From Jenni Russell in THE TIMES, 24 October 2019
Early this summer one of my friends caught a train to see her increasingly difficult and distant father. He is a proud and independent man in his eighties, a former successful businessman who has been living alone since his divorce 20 years ago. For months he had been postponing my friend’s visits.
When he opened his front door she saw why. The smell was sickening. Inside was total squalor. There were piles of old and shredded newspapers, and bags of deliquescing vegetables and rotting meat. Rats had been eating the meat and shredding the papers. The fridge was stuffed with decaying food. The carpets in the living room and on the stairs and landings were puddled with urine. There were heaps of dirty clothes and no sheets on the damp, stained bed. When she asked her father why he had no bedding he roared at her in fury and distress.
This man’s deterioration into dementia had happened in months. Because he is intelligent, articulate and often belligerent, his phone calls had masked the change. My aghast friend went into instant organisational overdrive, phoning carers, cleaners and care homes.
Two homes asked her father to leave within days because he was too aggressive. It took weeks of persuasion and research to coax this confused, frightened, resistant man into letting private carers into the house three times a week. Now he is cautiously reassured by their visits, and my relieved friend knows the house is welcoming and he is safe.

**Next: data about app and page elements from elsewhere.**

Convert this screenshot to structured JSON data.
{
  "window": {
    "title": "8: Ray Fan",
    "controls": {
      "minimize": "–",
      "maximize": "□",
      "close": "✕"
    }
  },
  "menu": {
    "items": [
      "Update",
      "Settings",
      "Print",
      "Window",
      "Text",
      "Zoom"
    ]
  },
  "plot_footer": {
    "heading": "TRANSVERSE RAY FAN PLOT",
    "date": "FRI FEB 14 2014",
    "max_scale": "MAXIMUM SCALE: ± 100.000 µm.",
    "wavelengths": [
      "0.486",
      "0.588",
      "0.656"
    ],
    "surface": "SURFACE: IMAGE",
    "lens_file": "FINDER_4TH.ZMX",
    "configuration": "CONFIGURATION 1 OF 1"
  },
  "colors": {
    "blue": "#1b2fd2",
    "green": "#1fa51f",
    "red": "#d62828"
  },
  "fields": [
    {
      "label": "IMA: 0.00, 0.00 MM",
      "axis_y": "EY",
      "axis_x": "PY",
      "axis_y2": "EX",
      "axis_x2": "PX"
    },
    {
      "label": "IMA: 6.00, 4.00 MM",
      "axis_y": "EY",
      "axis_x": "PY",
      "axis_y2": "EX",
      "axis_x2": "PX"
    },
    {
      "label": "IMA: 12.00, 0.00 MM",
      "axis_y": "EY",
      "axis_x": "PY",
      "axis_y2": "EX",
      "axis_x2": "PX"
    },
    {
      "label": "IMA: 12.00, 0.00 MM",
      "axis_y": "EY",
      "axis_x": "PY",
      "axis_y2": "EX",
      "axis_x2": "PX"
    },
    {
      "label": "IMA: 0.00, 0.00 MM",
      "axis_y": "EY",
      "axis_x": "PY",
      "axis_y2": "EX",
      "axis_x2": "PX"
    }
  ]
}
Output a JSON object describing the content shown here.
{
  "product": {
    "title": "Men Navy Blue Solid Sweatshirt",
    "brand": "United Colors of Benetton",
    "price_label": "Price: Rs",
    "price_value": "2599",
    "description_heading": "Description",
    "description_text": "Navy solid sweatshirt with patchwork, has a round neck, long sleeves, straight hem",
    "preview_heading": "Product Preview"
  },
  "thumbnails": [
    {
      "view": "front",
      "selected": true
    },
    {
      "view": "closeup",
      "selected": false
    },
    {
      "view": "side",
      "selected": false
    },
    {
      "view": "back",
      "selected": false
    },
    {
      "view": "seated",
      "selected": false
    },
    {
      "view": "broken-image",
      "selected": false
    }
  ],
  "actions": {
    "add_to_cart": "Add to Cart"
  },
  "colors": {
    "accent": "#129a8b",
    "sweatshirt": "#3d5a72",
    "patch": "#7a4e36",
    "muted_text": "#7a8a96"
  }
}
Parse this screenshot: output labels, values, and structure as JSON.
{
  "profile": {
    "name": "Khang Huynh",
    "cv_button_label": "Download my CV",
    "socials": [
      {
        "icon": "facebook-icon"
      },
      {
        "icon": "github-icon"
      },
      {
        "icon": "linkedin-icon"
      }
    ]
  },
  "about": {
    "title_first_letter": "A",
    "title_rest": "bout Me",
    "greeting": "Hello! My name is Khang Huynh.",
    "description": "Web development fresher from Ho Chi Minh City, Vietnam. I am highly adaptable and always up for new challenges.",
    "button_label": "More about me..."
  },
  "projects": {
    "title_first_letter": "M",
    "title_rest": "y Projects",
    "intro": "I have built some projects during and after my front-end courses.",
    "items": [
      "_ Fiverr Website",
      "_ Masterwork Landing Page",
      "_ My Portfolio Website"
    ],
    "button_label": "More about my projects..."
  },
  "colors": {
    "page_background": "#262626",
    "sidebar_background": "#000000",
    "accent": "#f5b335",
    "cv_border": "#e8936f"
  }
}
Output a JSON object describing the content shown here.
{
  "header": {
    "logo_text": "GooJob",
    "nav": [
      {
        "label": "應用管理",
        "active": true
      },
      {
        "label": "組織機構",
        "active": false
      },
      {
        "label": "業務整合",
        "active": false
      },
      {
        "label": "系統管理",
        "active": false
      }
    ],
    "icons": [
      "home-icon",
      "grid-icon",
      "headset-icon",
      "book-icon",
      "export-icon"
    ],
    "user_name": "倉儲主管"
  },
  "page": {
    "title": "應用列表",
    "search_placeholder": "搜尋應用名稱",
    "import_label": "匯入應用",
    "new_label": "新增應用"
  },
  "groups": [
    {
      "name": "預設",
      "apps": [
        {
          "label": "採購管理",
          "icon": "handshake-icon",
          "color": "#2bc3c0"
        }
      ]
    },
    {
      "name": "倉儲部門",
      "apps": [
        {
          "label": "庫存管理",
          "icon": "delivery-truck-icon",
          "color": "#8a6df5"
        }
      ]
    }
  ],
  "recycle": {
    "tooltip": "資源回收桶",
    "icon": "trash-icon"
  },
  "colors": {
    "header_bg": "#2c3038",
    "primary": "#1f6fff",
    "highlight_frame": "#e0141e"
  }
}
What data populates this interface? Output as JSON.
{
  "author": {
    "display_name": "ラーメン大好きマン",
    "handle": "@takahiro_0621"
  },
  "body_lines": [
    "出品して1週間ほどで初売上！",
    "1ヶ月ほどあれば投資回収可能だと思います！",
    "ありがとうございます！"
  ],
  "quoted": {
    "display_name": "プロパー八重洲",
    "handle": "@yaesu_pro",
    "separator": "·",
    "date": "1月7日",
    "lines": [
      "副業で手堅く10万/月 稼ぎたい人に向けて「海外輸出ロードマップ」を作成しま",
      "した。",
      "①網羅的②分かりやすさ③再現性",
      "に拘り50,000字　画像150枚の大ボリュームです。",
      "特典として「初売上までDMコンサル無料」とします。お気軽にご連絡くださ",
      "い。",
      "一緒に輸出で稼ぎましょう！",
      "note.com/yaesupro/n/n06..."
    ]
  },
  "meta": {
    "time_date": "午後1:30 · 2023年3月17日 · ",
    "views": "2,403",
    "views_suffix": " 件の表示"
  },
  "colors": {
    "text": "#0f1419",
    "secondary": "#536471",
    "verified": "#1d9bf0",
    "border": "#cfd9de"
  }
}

My friend’s father was only rescued from this chaos and fog because he has a daughter to agonise over his happiness, organise his money, provide practical help. Our society assumes children do this. One in four 50 to 65-year-olds now spends time caring, and government policy has been to urge families to step up.
A tenth of women born in the 1940s had no children. Now, a fifth of women in their fifties, and about a quarter of those in their forties, have none. Men’s childlessness is harder to measure but is thought to be slightly higher. Each year almost a quarter of a million of those adults will need more than 20 hours’ care a week. Yet local authority budgets have been shredded and these people cannot rely on family instead.
This year a consultant who has been working in this area for years launched an organisation advising on how to age well without children, or AWWOC. Kirsty Woodard, who is single and in her fifties, says that as people’s brains and bodies age it is the multiple small things they need help with, not just the last stages of infirmity.
“It’s shopping, changing lightbulbs, phoning the bank, navigating websites. In my local authority every inquiry goes through a website, and what do you do when you can’t make sense of it? It’s very hard to reach a human being. There’s literally nowhere you can go for this sort of help. Voluntary groups that used to do it have been killed off by austerity, and social services certainly can’t.”
AWWOC encouraged affected adults to set up local groups. Sue Lister, a 74-year-old actress and director from York, organises a monthly meeting of a dozen people and sends the notes from it to a couple of hundred people around the country who feel alone with their problems.
Sue says there are daily anxieties about having nobody younger and more capable to turn to for help or reassurance but people’s greatest fear is of having nobody to look out for them when they can no longer look out for themselves.
Many have cared for their own parents and realise how much patience and advocacy it requires. They know that one in six over-80s will get dementia, and that half of over-65s are mildly to severely frail. They fear for their futures.
Finding someone to trust who can be burdened with that responsibility is extremely hard. One woman has appointed her cleaner to take on power of attorney. Others can think of nobody.
Sue is so afraid of losing her mind and being kept in the nearest, cheapest home, where nobody cares whether she lives or dies, that she’s campaigning to choose her own time of death. “I want out,” she says.
Kirsty Woodard says that it’s unrealistic to assume that most individuals know a non-relation who will take on the emotional and practical weight of such a potentially huge task.
She suggests we need organisations such as Age UK to oversee the local appointments of three or four individuals who will get to know a childless adult, understand their wishes, and between them take on the oversight of one person’s care, paid from their estate.
Creative solutions for ageing adults are possible, says Kirsty, if only the country starts looking for them. That doesn’t seem to be happening. The age lobbies rarely mention the issue, and AWWOC has lost its national funding. But with numbers growing and millions of childless adults heading into old age without the support everyone else can count on, this problem is only going to worsen.